  3. CG: I enjoyed your blog post and thank you for stopping byStephanie thank you for commenting.I personally don't like labels and we get to decide the actual labels that we want to use to describe our running 🙂

  4. After thirty years I still consider myself a runner. My pace is pedestrian, stride length minimal and PB's are a distant memory. But everyday I get myself ready to go for a run because that is what runners do.Also I hope to continue running, no matter how slow, for a good few years yet.Cormac @ Jogdundee

  5. It totally doesn’t matter to me. I don’t care what other people call me. Some days I jog. Other days I run. I even sprint sometimes. But who gives a rip what other people call me?

    1. As long as I can run it doesn’t matter all that much to me, but words are powerful symbols and give the imagery or perception of a certain stereotype, which can matter to many people.

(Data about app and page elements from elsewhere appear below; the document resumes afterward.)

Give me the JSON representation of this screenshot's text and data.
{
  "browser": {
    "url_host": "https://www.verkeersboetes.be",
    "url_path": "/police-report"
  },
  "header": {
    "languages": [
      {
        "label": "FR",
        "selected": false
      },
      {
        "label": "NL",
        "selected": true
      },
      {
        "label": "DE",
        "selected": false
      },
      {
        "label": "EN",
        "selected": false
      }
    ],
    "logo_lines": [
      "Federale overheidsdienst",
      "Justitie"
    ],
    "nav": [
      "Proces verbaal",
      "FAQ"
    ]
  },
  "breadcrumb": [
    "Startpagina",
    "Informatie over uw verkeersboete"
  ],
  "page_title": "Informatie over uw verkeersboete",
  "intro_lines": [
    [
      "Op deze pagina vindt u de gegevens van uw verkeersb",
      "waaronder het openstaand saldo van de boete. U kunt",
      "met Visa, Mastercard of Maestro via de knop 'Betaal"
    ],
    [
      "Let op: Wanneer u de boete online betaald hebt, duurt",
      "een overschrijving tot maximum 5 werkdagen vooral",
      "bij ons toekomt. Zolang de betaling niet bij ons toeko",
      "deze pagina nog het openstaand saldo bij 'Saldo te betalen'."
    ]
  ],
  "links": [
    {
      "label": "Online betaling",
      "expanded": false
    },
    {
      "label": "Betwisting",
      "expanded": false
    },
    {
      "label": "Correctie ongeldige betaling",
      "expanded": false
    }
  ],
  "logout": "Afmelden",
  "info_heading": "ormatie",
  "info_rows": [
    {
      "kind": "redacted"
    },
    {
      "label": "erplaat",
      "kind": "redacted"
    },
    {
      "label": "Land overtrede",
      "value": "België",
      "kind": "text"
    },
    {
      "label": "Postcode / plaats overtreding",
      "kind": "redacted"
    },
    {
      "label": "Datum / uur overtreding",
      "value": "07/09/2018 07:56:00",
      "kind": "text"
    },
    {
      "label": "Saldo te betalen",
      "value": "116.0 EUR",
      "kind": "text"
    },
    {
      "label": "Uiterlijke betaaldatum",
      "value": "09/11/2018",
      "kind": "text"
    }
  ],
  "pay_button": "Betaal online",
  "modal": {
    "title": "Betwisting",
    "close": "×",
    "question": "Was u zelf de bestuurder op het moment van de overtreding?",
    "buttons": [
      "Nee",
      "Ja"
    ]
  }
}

Being a runner or jogger is an attitude more than anything.

Leave a Reply, but I moderate all comments

Please log in using one of these methods to post your comment: Logo

You are commenting using your account. Log Out /  Change )

Google photo

You are commenting using your Google account. Log Out /  Change )

Twitter picture

You are commenting using your Twitter account. Log Out /  Change )

Facebook photo

You are commenting using your Facebook account. Log Out /  Change )

Connecting to %s

This site uses Akismet to reduce spam. Learn how your comment data is processed.